● ABOUT THIS EXERCISE
For each line below that contains the word "moves", make a copy.

● SOURCE DATA

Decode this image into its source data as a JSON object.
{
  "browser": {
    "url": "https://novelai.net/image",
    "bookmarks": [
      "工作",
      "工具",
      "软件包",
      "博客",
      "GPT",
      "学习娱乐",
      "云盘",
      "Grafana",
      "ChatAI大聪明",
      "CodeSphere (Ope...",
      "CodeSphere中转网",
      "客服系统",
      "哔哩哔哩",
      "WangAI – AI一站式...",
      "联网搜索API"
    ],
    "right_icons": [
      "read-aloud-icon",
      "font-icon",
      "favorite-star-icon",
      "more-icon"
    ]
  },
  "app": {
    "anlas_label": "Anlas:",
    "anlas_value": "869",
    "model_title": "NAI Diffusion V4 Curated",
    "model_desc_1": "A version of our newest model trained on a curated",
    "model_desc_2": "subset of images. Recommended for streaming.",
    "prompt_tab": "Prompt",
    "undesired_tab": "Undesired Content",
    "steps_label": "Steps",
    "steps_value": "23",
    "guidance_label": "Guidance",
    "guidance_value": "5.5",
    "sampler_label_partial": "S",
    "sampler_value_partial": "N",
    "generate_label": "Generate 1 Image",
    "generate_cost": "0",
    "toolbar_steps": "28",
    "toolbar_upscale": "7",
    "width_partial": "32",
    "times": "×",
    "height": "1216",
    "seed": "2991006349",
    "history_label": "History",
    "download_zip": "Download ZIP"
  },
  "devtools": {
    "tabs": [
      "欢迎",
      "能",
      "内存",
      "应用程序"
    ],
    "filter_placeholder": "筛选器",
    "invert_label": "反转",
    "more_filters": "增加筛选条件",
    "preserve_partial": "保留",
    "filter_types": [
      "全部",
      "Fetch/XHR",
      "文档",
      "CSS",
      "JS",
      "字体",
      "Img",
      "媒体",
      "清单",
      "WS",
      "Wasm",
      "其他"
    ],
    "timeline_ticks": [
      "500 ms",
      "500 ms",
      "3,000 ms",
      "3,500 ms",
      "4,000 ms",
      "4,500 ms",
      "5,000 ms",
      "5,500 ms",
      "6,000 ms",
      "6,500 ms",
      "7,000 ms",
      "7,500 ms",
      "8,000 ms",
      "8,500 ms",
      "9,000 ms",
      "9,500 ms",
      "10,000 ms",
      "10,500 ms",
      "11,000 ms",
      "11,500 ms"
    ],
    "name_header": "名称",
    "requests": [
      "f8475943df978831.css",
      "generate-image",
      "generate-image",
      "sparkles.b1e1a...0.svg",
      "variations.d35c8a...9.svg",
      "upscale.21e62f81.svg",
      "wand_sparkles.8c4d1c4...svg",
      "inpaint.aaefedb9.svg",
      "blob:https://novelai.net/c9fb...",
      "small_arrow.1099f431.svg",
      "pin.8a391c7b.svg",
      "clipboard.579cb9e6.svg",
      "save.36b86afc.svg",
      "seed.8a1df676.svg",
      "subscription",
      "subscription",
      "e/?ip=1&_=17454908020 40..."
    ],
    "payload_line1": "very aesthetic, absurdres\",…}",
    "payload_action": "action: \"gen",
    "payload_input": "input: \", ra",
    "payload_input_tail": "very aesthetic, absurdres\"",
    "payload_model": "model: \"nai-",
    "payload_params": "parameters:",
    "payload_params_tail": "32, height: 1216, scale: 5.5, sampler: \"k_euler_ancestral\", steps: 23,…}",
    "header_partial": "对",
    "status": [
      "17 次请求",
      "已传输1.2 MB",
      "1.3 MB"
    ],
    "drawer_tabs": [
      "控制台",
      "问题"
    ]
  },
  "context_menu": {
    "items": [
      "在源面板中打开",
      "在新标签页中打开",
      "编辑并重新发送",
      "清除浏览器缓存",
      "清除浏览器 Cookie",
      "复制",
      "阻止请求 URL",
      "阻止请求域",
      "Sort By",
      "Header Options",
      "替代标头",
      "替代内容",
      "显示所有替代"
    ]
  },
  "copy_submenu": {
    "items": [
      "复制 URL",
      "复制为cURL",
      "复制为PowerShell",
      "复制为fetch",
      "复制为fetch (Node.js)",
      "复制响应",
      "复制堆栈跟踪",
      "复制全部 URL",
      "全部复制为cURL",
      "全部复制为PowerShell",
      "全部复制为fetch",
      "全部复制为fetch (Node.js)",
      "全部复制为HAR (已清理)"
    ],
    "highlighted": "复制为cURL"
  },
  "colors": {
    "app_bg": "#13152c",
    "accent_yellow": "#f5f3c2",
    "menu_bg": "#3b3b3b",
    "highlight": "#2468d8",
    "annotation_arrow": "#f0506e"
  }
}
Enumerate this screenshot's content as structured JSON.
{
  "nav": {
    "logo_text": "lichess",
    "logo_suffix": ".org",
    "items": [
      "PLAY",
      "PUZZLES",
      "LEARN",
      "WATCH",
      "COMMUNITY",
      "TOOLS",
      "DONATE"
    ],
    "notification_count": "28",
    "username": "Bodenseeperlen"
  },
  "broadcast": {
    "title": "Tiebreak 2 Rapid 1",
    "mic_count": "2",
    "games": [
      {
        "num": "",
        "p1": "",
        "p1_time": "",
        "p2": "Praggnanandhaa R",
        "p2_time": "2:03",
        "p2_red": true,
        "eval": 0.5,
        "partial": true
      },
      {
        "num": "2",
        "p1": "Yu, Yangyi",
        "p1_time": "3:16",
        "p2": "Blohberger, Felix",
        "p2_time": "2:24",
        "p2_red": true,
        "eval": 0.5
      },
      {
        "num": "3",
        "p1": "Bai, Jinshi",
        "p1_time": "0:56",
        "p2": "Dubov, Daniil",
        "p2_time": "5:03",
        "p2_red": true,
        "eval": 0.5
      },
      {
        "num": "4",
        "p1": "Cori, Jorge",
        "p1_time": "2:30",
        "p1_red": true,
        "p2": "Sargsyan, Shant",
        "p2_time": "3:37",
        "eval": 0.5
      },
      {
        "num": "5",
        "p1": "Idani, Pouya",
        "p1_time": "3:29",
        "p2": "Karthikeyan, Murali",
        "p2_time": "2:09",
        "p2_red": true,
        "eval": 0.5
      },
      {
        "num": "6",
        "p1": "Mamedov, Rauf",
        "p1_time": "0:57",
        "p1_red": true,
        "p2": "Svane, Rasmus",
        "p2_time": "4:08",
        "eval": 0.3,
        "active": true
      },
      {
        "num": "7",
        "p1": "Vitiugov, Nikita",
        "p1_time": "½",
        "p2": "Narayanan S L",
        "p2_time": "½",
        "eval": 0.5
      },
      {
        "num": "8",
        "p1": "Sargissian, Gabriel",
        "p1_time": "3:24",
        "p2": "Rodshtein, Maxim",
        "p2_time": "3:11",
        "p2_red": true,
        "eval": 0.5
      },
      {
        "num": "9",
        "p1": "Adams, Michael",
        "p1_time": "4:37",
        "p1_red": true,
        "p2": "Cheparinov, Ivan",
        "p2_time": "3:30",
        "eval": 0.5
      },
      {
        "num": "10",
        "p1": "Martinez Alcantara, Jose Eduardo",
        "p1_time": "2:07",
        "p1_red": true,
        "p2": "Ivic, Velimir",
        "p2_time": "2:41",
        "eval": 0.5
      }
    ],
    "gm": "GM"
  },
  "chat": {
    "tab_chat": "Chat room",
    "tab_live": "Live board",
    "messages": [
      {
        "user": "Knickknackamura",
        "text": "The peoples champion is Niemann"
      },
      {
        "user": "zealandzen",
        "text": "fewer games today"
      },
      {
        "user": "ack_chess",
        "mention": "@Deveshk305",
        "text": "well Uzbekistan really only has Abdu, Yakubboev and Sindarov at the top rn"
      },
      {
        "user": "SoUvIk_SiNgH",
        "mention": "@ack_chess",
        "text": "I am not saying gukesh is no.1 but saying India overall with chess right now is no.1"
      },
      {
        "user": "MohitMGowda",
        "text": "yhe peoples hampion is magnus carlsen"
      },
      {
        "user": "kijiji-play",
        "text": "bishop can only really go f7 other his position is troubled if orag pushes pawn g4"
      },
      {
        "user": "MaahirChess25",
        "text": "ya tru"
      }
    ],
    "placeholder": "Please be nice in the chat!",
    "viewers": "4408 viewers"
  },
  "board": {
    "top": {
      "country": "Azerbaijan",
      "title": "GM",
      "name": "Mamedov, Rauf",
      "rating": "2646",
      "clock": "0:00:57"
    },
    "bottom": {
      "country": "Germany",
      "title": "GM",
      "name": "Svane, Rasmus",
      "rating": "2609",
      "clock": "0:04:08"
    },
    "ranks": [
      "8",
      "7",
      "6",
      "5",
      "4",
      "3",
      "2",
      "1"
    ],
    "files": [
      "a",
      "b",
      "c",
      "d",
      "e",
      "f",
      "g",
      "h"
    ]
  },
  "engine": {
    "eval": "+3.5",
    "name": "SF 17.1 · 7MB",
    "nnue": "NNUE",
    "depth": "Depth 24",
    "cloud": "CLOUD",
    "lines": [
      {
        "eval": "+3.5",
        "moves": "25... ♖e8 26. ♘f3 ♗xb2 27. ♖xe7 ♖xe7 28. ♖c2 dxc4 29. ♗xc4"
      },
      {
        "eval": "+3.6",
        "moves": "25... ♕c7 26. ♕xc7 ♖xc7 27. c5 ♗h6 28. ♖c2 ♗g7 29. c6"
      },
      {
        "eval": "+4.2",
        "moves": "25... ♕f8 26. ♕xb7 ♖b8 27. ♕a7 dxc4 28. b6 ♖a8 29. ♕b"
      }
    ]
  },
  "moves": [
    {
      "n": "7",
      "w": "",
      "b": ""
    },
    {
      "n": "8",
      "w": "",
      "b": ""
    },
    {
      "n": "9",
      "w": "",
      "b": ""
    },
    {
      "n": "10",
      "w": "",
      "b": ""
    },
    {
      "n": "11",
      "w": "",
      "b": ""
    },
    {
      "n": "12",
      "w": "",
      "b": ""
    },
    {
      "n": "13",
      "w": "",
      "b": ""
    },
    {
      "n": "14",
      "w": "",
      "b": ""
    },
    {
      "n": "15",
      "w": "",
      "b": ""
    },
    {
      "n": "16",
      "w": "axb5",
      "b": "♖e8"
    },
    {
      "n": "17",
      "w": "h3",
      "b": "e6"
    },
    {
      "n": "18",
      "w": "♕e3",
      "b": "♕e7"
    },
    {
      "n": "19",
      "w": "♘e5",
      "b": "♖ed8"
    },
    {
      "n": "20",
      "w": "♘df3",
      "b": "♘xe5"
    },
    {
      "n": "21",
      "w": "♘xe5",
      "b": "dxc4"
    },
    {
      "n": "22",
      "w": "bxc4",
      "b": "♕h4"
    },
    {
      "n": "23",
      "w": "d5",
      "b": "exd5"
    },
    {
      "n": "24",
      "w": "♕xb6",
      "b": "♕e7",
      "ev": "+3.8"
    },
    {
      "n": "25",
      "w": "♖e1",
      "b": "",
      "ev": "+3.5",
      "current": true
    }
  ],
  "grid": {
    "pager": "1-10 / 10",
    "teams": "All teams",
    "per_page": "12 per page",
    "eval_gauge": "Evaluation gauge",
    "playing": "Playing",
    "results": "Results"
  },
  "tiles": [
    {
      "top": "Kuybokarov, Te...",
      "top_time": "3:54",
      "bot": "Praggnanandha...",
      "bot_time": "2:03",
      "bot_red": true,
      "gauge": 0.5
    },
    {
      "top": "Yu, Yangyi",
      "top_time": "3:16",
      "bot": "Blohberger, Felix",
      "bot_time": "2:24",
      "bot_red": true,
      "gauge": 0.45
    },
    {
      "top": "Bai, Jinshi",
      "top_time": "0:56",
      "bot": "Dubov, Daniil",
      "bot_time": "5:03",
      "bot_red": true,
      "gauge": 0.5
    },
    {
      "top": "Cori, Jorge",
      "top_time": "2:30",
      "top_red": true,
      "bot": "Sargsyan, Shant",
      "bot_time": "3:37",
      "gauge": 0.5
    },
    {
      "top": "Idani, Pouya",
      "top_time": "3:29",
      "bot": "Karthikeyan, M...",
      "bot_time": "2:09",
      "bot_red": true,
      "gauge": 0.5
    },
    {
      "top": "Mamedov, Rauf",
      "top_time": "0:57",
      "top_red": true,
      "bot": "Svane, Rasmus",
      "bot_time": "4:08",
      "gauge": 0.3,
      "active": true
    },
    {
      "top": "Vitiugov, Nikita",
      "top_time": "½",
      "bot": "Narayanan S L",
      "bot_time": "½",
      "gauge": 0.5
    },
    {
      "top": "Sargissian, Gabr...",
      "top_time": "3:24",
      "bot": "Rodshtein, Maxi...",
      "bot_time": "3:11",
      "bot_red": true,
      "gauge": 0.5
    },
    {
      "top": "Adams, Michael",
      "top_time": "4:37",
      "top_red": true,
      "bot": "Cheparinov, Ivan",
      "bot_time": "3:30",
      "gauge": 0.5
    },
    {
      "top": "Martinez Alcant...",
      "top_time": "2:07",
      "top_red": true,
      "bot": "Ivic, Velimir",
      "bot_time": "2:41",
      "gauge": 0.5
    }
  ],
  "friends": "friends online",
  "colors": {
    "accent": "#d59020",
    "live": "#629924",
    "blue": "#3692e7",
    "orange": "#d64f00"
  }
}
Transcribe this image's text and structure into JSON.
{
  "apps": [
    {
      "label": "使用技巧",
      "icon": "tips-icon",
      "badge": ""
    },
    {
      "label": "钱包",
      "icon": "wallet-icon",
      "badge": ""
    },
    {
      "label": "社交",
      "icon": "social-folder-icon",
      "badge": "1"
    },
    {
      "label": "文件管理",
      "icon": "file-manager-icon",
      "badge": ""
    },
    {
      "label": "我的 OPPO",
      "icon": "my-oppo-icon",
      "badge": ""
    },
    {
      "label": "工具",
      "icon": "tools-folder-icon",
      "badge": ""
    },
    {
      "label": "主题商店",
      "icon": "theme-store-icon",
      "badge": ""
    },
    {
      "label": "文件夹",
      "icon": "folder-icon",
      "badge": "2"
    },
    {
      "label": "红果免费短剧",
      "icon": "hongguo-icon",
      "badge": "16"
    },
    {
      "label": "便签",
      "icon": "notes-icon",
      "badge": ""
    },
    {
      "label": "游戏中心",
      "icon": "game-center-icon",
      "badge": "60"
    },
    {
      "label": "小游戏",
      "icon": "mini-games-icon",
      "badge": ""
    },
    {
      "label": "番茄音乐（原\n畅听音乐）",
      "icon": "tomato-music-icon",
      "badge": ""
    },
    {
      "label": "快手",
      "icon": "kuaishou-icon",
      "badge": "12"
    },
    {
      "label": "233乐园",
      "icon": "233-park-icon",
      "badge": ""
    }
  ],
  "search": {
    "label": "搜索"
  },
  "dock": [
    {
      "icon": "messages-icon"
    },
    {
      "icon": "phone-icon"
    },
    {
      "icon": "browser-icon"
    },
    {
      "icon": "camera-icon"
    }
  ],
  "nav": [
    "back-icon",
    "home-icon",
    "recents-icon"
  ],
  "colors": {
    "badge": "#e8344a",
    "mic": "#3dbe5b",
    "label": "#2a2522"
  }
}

● PROBLEM SOLUTION
        "moves": "25... ♖e8 26. ♘f3 ♗xb2 27. ♖xe7 ♖xe7 28. ♖c2 dxc4 29. ♗xc4"
        "moves": "25... ♕c7 26. ♕xc7 ♖xc7 27. c5 ♗h6 28. ♖c2 ♗g7 29. c6"
        "moves": "25... ♕f8 26. ♕xb7 ♖b8 27. ♕a7 dxc4 28. b6 ♖a8 29. ♕b"
  "moves": [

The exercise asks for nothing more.